It’s especially bad for fiction. You might have a shot a nonfiction in certain cases (if you’re a professor and you require the book for your own courses, for instance :slight_smile: ).

It’s a shortcut to get your book published. But overall, it’s just a cut-rate vanity press.

It is not true that a buyer needs to go through the iuniverse website to buy your book. They also sell through the big three online book retailers, amazon, barnes & noble, and borders. In fact, Barnes & Noble owns 49% of iuniverse. There was some talk of selling iuniverse books at b&n’s bricks-and-mortar locations, but I don’t know if anything ever came of it.

If you decide to go this route, probably the best way to get people to know about the book is to do book signings. Bookstores are often happy to highlight local authors. I honestly don’t know exactly how it works, but you may need to buy copies of your own book from iuniverse in order to have enough to sell.

I published my own book (Overcome Your Fear of Flying), but having been a shareware author for ten years, I was in the habit of “do it yourself”. So I formatted the whole thing on PageMaker (sort of a word processing program) and had it properly printed on a Linotype machine by a local printer, who also gave it a nice cover. (It was in black and white because I couldn’t afford color, but they could have done that, too.)

I ordered 250 of them (costing about $1400 Canadian) and I’ve sold around 150 so far, through my web site and Amazon.com’s “Advantage” program.

I could have gone to a “vanity press”, but I’ve heard time and again that all they do is make the book and maybe mail out a token letter or two. The way I figured it was this: have I ever in my life seen a book by “Vantage Press” (the best known “subsidy publisher” I’m aware of) in the book store? No. So why give them money for something I can do myself?

Of course, I put out my book simply because I wanted to help people who suffered from the fear I used to have. I didn’t figure I’d get rich at it. So far, that prediction is spot-on! :wink:

Oh, by the way, the Amazon.Com program can be reached at http://www.amazon.com/advantage. It’s designed for authors who have books for smaller markets. I have one book there, and my father another (his is a book of Sherlock Holmes stories). Please note that before you list with them, you have to get an ISBN number for your book. (I don’t know how you do that in the U.S.; I’m in Canada.)

Still, you do have to do the promotion yourself.

Oh, and if you tried that link to my site, I left off the .htm, so it didn’t work. The actual URL is http://members.aol.com/psoftinfo/info_ff.htm

Aaargh, now the Amazon link didn’t work! Don’t click on it in the post, just type it as shown into the Address input box of your browser.

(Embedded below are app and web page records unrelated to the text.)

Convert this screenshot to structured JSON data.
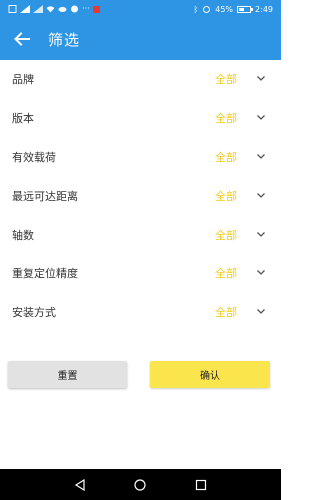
{
  "status_bar": {
    "bluetooth": "ᛒ",
    "battery_text": "45%",
    "battery_level": 0.45,
    "time": "2:49",
    "accent": "#2d95e3"
  },
  "header": {
    "back_icon": "arrow-left-icon",
    "title": "筛选"
  },
  "filters": [
    {
      "label": "品牌",
      "value": "全部"
    },
    {
      "label": "版本",
      "value": "全部"
    },
    {
      "label": "有效载荷",
      "value": "全部"
    },
    {
      "label": "最远可达距离",
      "value": "全部"
    },
    {
      "label": "轴数",
      "value": "全部"
    },
    {
      "label": "重复定位精度",
      "value": "全部"
    },
    {
      "label": "安装方式",
      "value": "全部"
    }
  ],
  "actions": {
    "reset_label": "重置",
    "confirm_label": "确认"
  },
  "colors": {
    "primary": "#2d95e3",
    "value_text": "#f2cc1f",
    "confirm_bg": "#fbe54d",
    "reset_bg": "#e2e2e2"
  }
}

Timothy – What you have done illustrates the difference between self-publishing (what you did) and a vanity press. A vanity press claims it’s self-publishing, but they’re the publisher, not you.

Since it was a nonfiction book, you had a better chance of success than a novelist. But if you had gone to iUniverse, it’s extremely unlikely you’d have the success you did.

RealityChuck: “if you had gone to iUniverse, it’s extremely unlikely you’d have the success you did.

Selling 150 books is considered successful?

Of course, the problem with self-publishing is that you’re always looking for opportunities to tell people to go to your web site to check out your book. This can, of course, incur the wrath of the moderator of whatever web site you happening to be writing on.

P.S. Anybody read any good books recently?

(Looks like I’ve licked my problem with the URL’s :slight_smile: )